It’s worth noting at this point a poor logon script can cause more problems than the few issues it may automatically fix. Avoid, where possible, calling network applications held on File servers – these shares will be in high demand at peak hours and could cause delays. Script type: We are not going to get into which is better and which is worse programming language wise.
Symptoms: Long pause after the ‘Applying your personal settings’ box disappears.
To Diagnose: Test a user account with the same profile settings other than logon script; ensure it has no logon script.
Solution: Scale back / Streamline your scripts where possible.
Network Adapter Configuration
Symptoms: Running Citrix Presentation Server 4.5 on Windows Server 2003 we might have experienced delays of up to 5 minutes for some user accounts whilst logging on. Specifically the logon would get stuck at ‘Loading your personal settings.’
Solution: The cause was simple; a network configuration mismatch. The switch to which the serevr was connected was configured for auto, as was the server. The link infact had auto-negotiated to 10Mb Half Duplex. Forcing the server to 100Mb Full-Duplex reduced logon to around 15 seconds.This can be explained by the use of roaming profiles. The delay was caused by the slow NIC configuration. This means that copying users roaming profiles took up to 5 minutes prior to logon.
Symptoms: Generally slow performance across all applicationsand file access.
To Diagnose: TEMPORARILY disable all anti-virus components (especially the on-access scanner and any application filters/buffer overflow protection)
Solution: You should configure the anti-virus on-access scanner as follows:
• Scan on write events only
• Scan local drives only
• Exclude the pagefile from being scanned
• Exclude the Print Spooler directory to improve print performance
• Exclude the \Program Files\Citrix folder from being scanned
• If ICA pass-through connections are used, exclude the user‘s XenApp Plugin bitmap cache and the XenApp Plugin folders
Symptoms: Slow responses when entering text into applications. Refresh of application GUI appears slow, menus etc appear ‘sluggish.’

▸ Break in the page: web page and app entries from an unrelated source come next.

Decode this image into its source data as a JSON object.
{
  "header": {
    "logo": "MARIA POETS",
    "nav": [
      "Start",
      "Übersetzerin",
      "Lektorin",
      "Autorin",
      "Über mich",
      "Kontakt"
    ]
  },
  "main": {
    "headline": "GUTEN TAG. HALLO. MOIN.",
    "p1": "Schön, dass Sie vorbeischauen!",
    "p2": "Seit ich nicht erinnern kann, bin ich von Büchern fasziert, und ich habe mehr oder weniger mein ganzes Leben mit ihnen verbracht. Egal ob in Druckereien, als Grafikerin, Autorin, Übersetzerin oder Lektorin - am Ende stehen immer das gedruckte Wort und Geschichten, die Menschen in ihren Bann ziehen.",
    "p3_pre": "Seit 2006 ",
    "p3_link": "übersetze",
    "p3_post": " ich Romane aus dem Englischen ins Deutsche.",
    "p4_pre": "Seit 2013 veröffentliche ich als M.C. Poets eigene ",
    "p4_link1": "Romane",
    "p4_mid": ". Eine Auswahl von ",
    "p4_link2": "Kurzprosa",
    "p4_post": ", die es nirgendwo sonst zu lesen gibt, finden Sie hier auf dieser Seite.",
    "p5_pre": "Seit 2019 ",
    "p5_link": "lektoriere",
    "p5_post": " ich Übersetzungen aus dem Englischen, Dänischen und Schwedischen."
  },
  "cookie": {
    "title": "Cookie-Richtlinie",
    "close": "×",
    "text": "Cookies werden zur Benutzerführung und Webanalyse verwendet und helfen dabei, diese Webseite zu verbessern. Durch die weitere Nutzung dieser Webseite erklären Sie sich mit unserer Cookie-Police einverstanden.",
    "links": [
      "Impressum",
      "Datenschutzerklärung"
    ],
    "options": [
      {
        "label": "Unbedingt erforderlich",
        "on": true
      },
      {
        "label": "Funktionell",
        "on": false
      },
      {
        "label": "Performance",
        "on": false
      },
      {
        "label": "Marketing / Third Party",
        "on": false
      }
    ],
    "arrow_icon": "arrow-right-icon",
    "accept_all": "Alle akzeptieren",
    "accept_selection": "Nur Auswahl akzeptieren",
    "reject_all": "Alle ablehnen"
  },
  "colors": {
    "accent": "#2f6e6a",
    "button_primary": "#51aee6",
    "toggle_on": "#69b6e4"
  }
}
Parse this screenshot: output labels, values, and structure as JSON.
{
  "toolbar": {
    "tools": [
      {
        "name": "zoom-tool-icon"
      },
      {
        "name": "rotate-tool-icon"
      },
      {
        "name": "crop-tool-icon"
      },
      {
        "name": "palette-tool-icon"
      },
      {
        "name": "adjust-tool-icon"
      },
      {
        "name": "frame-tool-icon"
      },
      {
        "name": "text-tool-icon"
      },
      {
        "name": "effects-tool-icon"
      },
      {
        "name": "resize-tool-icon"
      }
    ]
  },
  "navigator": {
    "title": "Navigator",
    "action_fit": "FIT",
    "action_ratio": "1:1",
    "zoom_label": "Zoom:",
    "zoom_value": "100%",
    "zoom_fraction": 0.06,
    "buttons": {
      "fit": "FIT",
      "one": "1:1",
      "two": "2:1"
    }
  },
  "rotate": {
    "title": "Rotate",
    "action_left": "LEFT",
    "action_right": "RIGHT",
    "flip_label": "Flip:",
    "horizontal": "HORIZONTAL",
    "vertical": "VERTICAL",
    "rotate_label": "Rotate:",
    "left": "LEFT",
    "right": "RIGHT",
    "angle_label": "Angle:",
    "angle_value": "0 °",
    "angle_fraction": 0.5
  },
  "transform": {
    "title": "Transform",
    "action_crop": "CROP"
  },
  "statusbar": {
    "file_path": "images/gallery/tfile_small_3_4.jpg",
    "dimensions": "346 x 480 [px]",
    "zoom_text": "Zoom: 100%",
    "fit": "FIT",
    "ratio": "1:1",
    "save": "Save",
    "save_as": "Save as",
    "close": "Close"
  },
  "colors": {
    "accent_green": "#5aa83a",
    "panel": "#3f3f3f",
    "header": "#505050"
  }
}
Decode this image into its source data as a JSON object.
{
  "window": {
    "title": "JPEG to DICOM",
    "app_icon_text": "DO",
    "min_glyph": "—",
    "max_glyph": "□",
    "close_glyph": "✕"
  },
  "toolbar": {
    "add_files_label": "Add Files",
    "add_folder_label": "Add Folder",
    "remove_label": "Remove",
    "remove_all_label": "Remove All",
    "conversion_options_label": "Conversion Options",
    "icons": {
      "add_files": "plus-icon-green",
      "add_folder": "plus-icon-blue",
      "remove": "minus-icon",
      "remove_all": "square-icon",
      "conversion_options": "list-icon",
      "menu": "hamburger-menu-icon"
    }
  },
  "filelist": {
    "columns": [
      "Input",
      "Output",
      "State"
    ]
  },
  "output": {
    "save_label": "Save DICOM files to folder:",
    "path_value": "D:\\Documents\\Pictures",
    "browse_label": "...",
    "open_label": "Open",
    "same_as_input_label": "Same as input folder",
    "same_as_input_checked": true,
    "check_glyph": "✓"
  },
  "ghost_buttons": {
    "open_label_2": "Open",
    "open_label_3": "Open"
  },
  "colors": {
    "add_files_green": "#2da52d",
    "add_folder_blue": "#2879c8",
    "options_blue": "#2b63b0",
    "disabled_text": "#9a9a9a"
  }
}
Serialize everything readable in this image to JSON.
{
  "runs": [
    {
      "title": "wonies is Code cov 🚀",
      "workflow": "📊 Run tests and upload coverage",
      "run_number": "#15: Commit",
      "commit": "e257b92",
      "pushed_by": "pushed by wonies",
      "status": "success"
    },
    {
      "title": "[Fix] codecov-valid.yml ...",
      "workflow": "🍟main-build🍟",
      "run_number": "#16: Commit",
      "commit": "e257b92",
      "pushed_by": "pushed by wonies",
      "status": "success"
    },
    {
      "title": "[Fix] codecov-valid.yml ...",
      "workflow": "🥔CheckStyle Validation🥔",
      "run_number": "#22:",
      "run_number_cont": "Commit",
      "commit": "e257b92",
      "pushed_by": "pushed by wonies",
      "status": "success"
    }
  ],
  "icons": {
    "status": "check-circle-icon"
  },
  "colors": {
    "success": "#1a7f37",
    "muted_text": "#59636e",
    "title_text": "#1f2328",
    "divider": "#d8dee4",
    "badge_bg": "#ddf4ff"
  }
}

To Diagnose: Use the Metaframe Servers SDK (MFCOMSDK) v2.3 tool; smcconsole.exe. Using this tool you can view individual sessions bandwidth utilisation and latency. This tool is incredibly useful when troubleshooting issues regarding session performance. Session latency can also be viewed using the WMI performance counters for ICA Session that are installed when Citrix is installed on a Windows Server.
Speed Screen Configuration
Symptoms: Slow responses when entering text into applications
Solution: An often overlooked setting is Speedscreen. Speedscreen will significantly improve the speed at which applications appear to respond to text input from a thin user. You should configure speed screen and replicate settings across the server farm.